Exploring transformations of worker identities by analysing biographic narratives from industrial worker in Nuremberg (Germany)
Joblessness and Social Inclusion Institute for Employment Research Nuremberg, Germany
Industrial works seems to be an element of former times in West-Europe as it is mostly represented in decline and loss. Images of closing factories and notions on individualisation are going hand in hand in indicating not only various changes in the socio-economic realm but demonstrating a lost of workers identity. With the upcoming of post-structural identity concepts and the shift in identity research on gender, ethnic and race the identity of class fall into oblivion. This applies especially for research and discussions in Germany.
My contribution will take the transformations of workers identities under scrutiny. It will demonstrate that these changes are accompanied by conversions of urban places which are important for everyday life, for feelings of belonging and for the memories of the industrial workers. How these transformations in the socio-economic and in the spatial realm infected workers identities will be discussed. In contrast to other studies the crossover of different identities like class, gender and ethnicity is considered.
This study is based on data gained by empirical research as part of the EU-project SPHERE. Identity formations are analysed by long narrative interviews with former and with current industrial workers in Nuremberg and by observations at urban places with significance for the workers memories. Thus the argument will be underlined by interview material and photographs.
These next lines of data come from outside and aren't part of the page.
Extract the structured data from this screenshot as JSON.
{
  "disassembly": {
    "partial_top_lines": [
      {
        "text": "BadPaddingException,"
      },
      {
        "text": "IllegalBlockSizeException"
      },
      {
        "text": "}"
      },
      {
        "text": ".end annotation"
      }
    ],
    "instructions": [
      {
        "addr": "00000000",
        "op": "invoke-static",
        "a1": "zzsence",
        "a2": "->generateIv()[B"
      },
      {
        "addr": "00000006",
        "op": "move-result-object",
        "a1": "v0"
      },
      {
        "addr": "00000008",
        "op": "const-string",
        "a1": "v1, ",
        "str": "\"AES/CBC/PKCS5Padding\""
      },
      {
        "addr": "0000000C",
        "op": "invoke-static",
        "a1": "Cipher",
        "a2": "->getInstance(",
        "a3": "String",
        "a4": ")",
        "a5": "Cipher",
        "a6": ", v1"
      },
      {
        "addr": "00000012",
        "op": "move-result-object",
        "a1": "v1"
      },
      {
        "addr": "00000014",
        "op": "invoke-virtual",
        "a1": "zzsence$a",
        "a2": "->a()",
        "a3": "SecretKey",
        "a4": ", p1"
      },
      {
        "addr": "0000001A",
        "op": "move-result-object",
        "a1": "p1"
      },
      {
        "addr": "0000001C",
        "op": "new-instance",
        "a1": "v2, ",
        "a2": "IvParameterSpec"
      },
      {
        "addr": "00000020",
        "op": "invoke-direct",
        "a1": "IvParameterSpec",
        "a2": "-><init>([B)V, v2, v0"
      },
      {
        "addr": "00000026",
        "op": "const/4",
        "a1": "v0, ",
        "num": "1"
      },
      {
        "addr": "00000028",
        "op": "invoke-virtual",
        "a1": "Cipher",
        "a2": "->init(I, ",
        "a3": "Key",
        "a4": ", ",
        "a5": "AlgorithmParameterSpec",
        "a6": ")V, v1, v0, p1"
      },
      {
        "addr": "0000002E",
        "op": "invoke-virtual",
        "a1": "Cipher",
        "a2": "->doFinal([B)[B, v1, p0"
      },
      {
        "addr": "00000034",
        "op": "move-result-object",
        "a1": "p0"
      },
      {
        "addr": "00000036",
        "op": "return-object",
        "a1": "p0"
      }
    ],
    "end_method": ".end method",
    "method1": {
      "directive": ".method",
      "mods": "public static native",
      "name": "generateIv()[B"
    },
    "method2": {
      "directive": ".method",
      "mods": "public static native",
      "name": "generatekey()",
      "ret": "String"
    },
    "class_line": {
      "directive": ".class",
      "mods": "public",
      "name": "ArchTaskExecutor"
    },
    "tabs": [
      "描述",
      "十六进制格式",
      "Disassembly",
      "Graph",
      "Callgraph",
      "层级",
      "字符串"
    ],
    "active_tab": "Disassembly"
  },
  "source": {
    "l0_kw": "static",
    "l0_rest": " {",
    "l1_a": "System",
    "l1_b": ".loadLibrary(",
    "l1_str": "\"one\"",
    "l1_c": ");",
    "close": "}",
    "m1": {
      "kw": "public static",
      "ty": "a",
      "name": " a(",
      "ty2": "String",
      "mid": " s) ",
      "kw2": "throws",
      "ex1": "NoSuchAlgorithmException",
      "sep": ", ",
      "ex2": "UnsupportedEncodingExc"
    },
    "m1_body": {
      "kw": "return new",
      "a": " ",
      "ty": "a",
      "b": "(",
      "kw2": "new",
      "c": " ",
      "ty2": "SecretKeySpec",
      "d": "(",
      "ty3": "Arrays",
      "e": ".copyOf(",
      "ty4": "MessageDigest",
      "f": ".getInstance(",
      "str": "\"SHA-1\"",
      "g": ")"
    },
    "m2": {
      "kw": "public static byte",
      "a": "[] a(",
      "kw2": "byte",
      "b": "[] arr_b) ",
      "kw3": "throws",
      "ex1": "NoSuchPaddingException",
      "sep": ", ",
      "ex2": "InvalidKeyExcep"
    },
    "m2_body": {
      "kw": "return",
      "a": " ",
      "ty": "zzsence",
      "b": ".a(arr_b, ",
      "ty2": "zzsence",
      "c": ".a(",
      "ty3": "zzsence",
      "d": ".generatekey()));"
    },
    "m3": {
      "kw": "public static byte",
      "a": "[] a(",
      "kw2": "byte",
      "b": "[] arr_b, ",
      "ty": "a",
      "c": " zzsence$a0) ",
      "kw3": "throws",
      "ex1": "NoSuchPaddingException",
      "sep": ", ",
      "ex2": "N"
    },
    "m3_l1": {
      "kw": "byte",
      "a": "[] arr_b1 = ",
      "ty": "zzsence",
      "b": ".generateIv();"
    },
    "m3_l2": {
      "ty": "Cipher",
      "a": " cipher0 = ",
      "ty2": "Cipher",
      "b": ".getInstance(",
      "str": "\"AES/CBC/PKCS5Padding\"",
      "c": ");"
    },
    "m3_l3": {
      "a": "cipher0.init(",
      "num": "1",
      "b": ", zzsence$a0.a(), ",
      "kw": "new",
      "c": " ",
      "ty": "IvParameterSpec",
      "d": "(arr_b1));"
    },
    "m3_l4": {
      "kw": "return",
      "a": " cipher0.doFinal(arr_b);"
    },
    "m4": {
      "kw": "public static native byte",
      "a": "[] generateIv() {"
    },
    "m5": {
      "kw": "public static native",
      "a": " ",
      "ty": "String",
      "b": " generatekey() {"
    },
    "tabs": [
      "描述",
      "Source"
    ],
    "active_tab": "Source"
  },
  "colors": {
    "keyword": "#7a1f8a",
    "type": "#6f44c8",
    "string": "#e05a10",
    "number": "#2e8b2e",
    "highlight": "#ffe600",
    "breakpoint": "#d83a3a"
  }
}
The research is located in Nuremberg (Germany) what has a long history of industrial work. Here industry has lost thousands of jobs while there was a small job growth in the service sector. Today besides of industrial plants and well renovated structures some run-down buildings are present. The area is characterised by an above average unemployment rate which include many former blue collar workers and a high proportion of migrants. These changes are reflected in the workers narratives on the basis of personal experiences and feelings of belonging with reference to the southern quarters of Nuremberg. In their narratives it becomes palpable that worker identities today are different but not irrelevant for everyday life and for senses of belonging.